Libraries Prep Paper on FCC Broadband Map Deficits

Screenshot of FCC broadband map
The FCC’s National Broadband Map.

Groups representing the nation’s libraries and other anchor institutions say that the FCC’s new draft broadband map misrepresents public libraries.

The Federal Communications Commission says the map represents the parameters set up by Congress.

The Schools, Health & Libraries Broadband (SHLB) Coalition, the American Library Association and the heads of state library agencies have planned a press conference for Wednesday (February 1) to unveil a paper, “Missing Pieces: How the FCC’s Broadband Map Misrepresents Public Libraries.”

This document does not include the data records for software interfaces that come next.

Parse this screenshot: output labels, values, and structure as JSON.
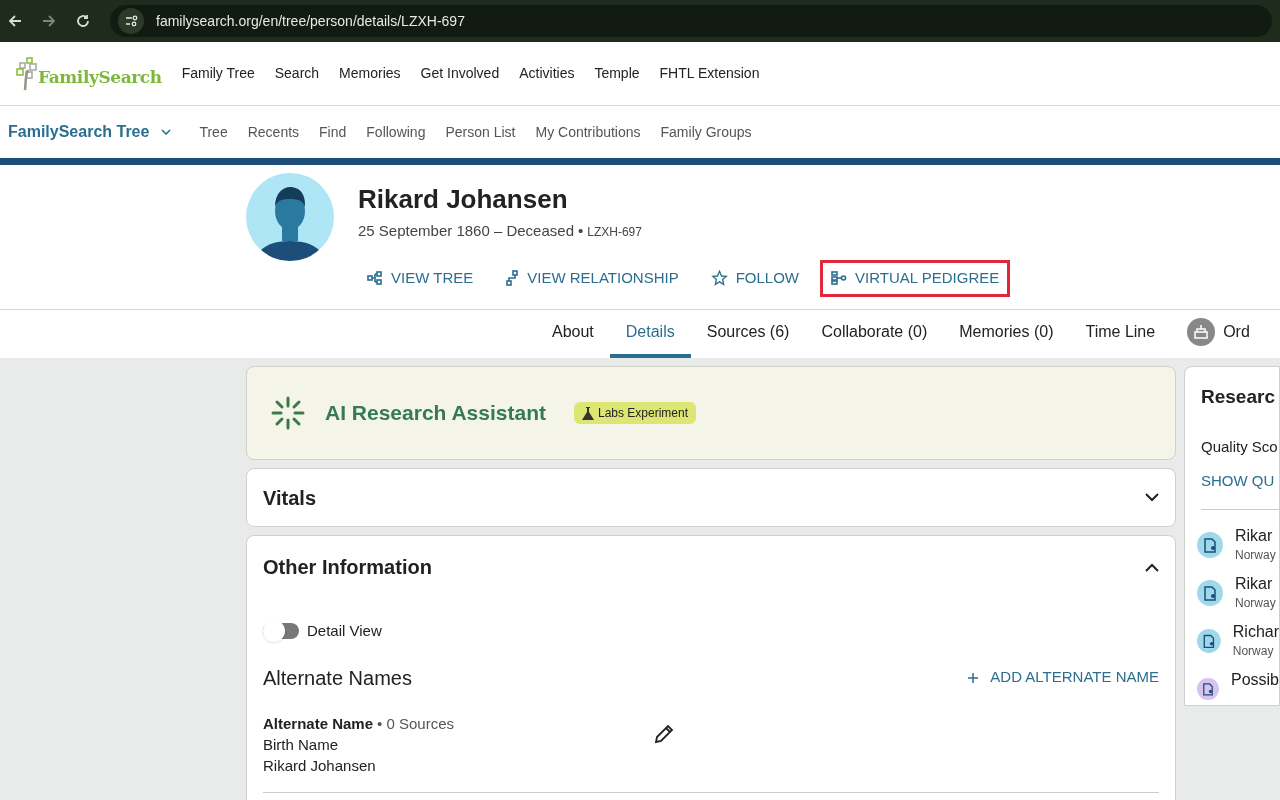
{
  "browser": {
    "url": "familysearch.org/en/tree/person/details/LZXH-697"
  },
  "header": {
    "logo": "FamilySearch",
    "nav": [
      "Family Tree",
      "Search",
      "Memories",
      "Get Involved",
      "Activities",
      "Temple",
      "FHTL Extension"
    ]
  },
  "subnav": {
    "title": "FamilySearch Tree",
    "items": [
      "Tree",
      "Recents",
      "Find",
      "Following",
      "Person List",
      "My Contributions",
      "Family Groups"
    ]
  },
  "person": {
    "name": "Rikard Johansen",
    "dates": "25 September 1860 – Deceased",
    "separator": "•",
    "id": "LZXH-697",
    "actions": [
      {
        "kind": "tree",
        "label": "VIEW TREE",
        "highlighted": false
      },
      {
        "kind": "relationship",
        "label": "VIEW RELATIONSHIP",
        "highlighted": false
      },
      {
        "kind": "follow",
        "label": "FOLLOW",
        "highlighted": false
      },
      {
        "kind": "pedigree",
        "label": "VIRTUAL PEDIGREE",
        "highlighted": true
      }
    ]
  },
  "tabs": [
    {
      "label": "About",
      "selected": false
    },
    {
      "label": "Details",
      "selected": true
    },
    {
      "label": "Sources (6)",
      "selected": false
    },
    {
      "label": "Collaborate (0)",
      "selected": false
    },
    {
      "label": "Memories (0)",
      "selected": false
    },
    {
      "label": "Time Line",
      "selected": false
    },
    {
      "label": "Ord",
      "selected": false,
      "kind": "ordinances"
    }
  ],
  "ai_banner": {
    "title": "AI Research Assistant",
    "badge": "Labs Experiment"
  },
  "vitals": {
    "title": "Vitals",
    "expanded": false
  },
  "other_information": {
    "title": "Other Information",
    "expanded": true,
    "detail_view": {
      "label": "Detail View",
      "on": false
    },
    "alternate_names": {
      "title": "Alternate Names",
      "add": "ADD ALTERNATE NAME",
      "entries": [
        {
          "label": "Alternate Name",
          "sources": "• 0 Sources",
          "type": "Birth Name",
          "name": "Rikard Johansen"
        }
      ]
    }
  },
  "research_panel": {
    "title": "Researc",
    "quality": "Quality Sco",
    "show": "SHOW QU",
    "items": [
      {
        "kind": "record",
        "title": "Rikar",
        "place": "Norway"
      },
      {
        "kind": "record",
        "title": "Rikar",
        "place": "Norway"
      },
      {
        "kind": "record",
        "title": "Richar",
        "place": "Norway"
      },
      {
        "kind": "hint",
        "title": "Possib"
      }
    ]
  }
}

The piece is missing because the new maps do not include schools, libraries, rural hospitals and community centers, the groups said, which means they may be shut out of a piece of the billions of dollars in subsidies to achieve 100% broadband deployment by decade’s end, a Biden administration goal.

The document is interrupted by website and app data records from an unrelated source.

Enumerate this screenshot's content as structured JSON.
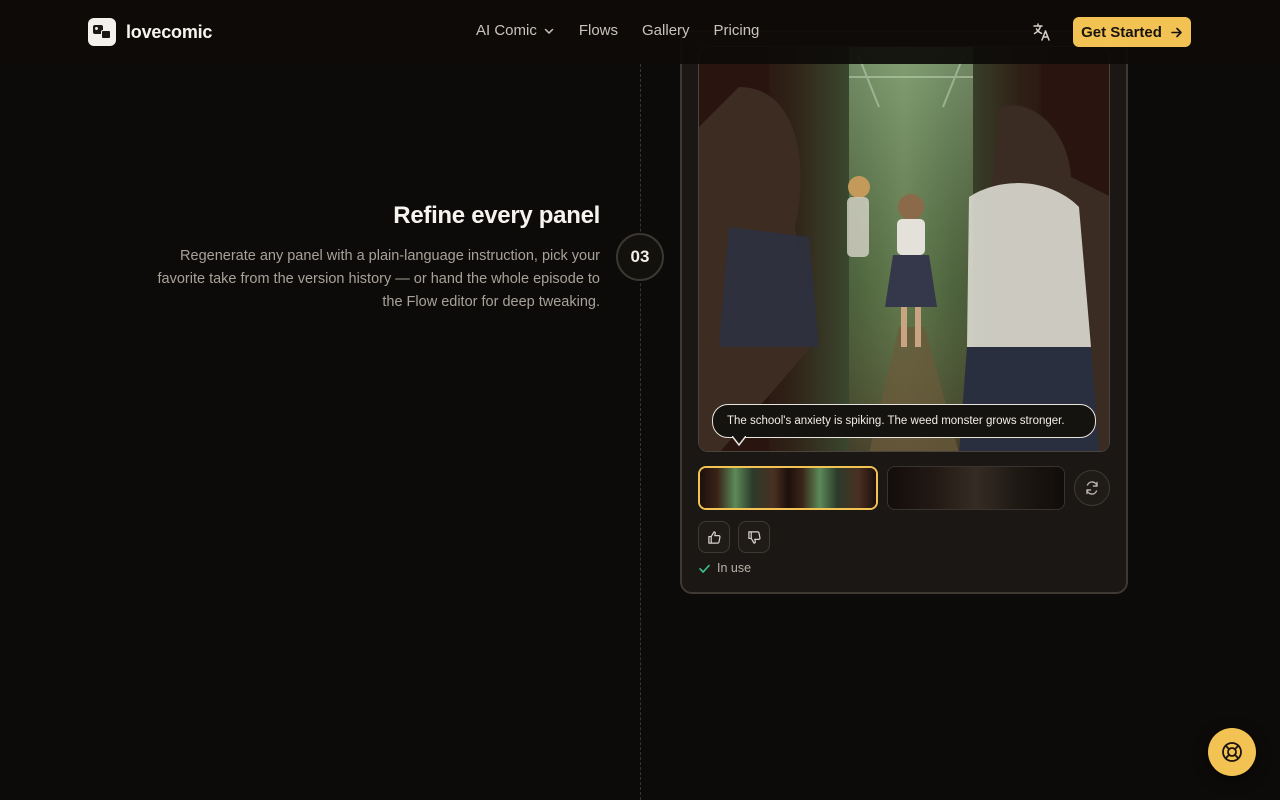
{
  "header": {
    "brand": "lovecomic",
    "nav": [
      {
        "label": "AI Comic",
        "has_dropdown": true
      },
      {
        "label": "Flows"
      },
      {
        "label": "Gallery"
      },
      {
        "label": "Pricing"
      }
    ],
    "cta_label": "Get Started"
  },
  "step": {
    "number": "03",
    "title": "Refine every panel",
    "description": "Regenerate any panel with a plain-language instruction, pick your favorite take from the version history — or hand the whole episode to the Flow editor for deep tweaking."
  },
  "card": {
    "caption": "The school's anxiety is spiking. The weed monster grows stronger.",
    "status": "In use"
  },
  "colors": {
    "accent": "#f2c253",
    "background": "#0d0b09",
    "success": "#3cc58a"
  },
  "icons": [
    "translate-icon",
    "arrow-right-icon",
    "chevron-down-icon",
    "refresh-icon",
    "thumbs-up-icon",
    "thumbs-down-icon",
    "check-icon",
    "lifebuoy-icon"
  ]
}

Asked about that “misrepresentation” an FCC spokesperson emphasized the impotance of anchor institutions, but also pointed out that the commission is restricted by statute to measuring mass-market broadband.

“Libraries play a key role in keeping us all connected to the services we rely on for modern life,” the spokesperson said in an emailed statement. “We appreciate the continued engagement to ensure that we are all doing our part to make 100% broadband a reality and for spotlighting the role of community anchor institutions in meeting that goal. However, the FCC is fulfilling its duties under the Broadband DATA Act, which directs us to collect data on mass-market services. The map reflects this statutory requirement, as well as the Commission’s longstanding recognition that mass-market services often don’t meet the needs of schools and libraries and instead, they typically subscribe to enterprise services, or services supported through the FCC’s E-rate program.

“The FCC is committed to ensuring the map is as accurate as possible,” the spokesperson continued. “If a community anchor institution, or any other location, is missing we encourage them to file a missing location challenge. If a community anchor institution shown on the map already does subscribe to mass-market services, they can also submit a challenge to correct their building type. We are happy to work with libraries to ensure they understand how they and their patrons can participate in our challenge processes.” ■

John Eggerton

Contributing editor John Eggerton has been an editor and/or writer on media regulation, legislation and policy for over four decades, including covering the FCC, FTC, Congress, the major media trade associations, and the federal courts. In addition to Multichannel News and Broadcasting + Cable, his work has appeared in Radio World, TV Technology, TV Fax, This Week in Consumer Electronics, Variety and the Encyclopedia Britannica.